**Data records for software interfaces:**
______________________________
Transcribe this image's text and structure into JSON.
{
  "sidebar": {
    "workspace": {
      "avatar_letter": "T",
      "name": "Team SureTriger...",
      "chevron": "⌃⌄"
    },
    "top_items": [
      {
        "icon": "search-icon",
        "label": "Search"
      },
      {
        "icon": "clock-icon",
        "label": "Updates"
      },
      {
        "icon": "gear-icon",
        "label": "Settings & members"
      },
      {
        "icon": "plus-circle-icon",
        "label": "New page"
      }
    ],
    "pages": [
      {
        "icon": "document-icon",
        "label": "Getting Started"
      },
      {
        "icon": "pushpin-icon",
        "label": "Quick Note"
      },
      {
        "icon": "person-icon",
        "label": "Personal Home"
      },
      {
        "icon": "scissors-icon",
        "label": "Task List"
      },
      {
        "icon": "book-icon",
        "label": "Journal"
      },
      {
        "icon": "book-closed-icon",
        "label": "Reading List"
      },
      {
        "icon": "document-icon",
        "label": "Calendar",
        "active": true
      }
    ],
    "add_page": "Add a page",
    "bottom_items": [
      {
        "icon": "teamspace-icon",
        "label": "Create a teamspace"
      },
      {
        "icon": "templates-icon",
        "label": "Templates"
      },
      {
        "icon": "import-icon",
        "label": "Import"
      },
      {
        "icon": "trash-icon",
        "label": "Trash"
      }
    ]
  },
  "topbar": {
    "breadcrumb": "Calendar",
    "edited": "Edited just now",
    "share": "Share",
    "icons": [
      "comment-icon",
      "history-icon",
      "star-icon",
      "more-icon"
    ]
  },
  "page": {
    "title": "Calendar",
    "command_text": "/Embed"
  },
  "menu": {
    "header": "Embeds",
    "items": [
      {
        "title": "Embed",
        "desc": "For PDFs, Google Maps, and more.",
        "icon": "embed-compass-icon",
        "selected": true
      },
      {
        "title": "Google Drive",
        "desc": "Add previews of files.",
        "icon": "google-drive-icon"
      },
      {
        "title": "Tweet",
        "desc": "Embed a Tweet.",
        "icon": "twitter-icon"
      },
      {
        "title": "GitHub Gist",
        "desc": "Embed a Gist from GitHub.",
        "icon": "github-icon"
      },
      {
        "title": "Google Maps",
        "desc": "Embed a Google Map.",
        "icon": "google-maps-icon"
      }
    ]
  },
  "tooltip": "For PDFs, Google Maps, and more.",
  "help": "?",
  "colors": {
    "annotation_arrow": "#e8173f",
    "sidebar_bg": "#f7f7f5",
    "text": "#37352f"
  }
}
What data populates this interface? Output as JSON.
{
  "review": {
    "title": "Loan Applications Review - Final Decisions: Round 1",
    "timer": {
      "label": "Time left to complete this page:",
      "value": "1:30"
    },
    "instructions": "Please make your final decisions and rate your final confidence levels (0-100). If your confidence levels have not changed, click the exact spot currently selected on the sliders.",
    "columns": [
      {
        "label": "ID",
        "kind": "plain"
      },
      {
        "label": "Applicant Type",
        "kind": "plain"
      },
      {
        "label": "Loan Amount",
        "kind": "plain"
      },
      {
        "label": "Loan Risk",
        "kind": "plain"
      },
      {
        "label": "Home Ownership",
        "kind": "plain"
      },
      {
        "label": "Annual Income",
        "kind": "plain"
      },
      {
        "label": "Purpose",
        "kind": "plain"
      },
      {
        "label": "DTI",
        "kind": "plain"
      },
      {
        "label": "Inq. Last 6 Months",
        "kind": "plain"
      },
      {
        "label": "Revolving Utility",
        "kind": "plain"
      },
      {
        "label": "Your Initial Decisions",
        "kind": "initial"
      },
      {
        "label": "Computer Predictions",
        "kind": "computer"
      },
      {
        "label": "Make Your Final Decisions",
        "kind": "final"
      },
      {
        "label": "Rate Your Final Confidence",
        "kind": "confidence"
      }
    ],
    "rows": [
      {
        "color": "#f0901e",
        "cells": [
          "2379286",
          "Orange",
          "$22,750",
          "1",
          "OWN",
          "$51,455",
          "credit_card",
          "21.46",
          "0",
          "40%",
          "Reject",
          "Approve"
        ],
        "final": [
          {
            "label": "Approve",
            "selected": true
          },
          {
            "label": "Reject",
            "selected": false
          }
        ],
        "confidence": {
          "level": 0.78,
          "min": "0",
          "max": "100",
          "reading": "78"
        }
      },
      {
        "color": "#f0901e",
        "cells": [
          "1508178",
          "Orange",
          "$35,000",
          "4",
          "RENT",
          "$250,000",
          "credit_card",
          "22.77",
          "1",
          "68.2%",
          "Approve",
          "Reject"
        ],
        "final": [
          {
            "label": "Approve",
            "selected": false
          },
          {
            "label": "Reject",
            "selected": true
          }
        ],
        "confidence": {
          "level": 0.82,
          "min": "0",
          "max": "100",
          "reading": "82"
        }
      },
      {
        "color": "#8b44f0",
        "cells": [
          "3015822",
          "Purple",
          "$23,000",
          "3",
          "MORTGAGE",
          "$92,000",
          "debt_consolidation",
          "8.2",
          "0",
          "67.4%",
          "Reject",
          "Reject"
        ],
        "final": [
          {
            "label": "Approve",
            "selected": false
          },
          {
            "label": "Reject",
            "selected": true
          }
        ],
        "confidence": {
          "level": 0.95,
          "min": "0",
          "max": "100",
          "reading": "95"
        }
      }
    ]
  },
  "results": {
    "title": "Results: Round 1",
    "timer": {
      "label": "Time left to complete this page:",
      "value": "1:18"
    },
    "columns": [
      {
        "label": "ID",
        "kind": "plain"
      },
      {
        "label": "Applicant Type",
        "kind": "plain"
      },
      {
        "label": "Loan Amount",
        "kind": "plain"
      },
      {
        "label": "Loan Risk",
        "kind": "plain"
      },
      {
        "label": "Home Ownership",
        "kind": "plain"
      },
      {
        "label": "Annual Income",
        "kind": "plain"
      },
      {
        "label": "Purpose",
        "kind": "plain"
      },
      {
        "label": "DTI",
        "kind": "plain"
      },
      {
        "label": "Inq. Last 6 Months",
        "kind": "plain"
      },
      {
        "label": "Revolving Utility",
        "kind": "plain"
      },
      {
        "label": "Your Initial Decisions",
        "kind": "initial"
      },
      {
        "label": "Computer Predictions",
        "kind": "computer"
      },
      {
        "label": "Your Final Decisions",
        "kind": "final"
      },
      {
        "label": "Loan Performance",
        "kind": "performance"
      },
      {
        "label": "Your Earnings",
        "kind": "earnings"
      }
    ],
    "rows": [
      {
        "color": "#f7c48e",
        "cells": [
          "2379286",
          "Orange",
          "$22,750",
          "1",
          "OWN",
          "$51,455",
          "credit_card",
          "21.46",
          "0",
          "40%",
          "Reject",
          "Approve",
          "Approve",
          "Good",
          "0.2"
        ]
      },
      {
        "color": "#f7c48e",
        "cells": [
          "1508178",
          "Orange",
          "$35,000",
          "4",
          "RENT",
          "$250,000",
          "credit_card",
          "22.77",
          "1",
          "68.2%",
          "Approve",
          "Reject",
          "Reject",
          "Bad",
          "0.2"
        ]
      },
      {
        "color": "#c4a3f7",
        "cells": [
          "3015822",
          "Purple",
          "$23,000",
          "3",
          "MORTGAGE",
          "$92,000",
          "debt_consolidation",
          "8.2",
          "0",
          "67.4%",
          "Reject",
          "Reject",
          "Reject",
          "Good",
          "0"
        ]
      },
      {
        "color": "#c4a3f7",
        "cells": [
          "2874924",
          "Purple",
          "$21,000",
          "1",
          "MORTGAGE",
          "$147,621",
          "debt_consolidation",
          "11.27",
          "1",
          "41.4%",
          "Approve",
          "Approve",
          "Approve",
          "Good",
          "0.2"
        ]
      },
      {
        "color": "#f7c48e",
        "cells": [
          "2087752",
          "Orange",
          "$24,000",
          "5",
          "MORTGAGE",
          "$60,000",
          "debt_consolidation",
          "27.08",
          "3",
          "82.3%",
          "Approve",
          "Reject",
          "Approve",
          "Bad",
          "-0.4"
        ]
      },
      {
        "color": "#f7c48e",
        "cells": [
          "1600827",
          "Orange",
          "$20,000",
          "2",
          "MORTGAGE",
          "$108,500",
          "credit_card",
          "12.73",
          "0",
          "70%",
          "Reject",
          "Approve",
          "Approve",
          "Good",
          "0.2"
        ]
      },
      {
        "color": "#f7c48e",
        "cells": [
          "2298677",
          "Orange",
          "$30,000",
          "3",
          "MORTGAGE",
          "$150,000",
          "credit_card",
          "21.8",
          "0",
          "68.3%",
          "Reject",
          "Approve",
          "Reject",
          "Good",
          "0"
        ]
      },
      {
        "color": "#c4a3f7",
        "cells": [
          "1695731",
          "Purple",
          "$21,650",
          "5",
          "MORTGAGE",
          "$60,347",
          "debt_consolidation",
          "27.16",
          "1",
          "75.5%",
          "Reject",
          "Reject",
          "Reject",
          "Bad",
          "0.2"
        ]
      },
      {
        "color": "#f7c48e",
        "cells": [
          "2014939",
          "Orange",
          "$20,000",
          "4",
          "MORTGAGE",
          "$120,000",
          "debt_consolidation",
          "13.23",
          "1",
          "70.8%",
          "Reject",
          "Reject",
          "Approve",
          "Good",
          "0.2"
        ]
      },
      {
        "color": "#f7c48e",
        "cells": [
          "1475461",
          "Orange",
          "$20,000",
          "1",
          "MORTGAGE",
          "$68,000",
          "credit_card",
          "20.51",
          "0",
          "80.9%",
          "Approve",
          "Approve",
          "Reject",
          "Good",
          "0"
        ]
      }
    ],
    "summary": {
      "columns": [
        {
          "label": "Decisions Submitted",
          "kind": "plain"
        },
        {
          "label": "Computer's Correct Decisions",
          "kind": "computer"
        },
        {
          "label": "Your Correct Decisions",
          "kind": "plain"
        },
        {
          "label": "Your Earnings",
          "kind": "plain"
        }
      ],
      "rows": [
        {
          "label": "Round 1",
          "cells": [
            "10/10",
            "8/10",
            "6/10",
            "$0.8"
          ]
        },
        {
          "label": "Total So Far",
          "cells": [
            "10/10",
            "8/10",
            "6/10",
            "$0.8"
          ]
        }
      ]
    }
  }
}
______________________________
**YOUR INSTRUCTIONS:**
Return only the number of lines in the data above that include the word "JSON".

**SOLVED EXERCISE:**
2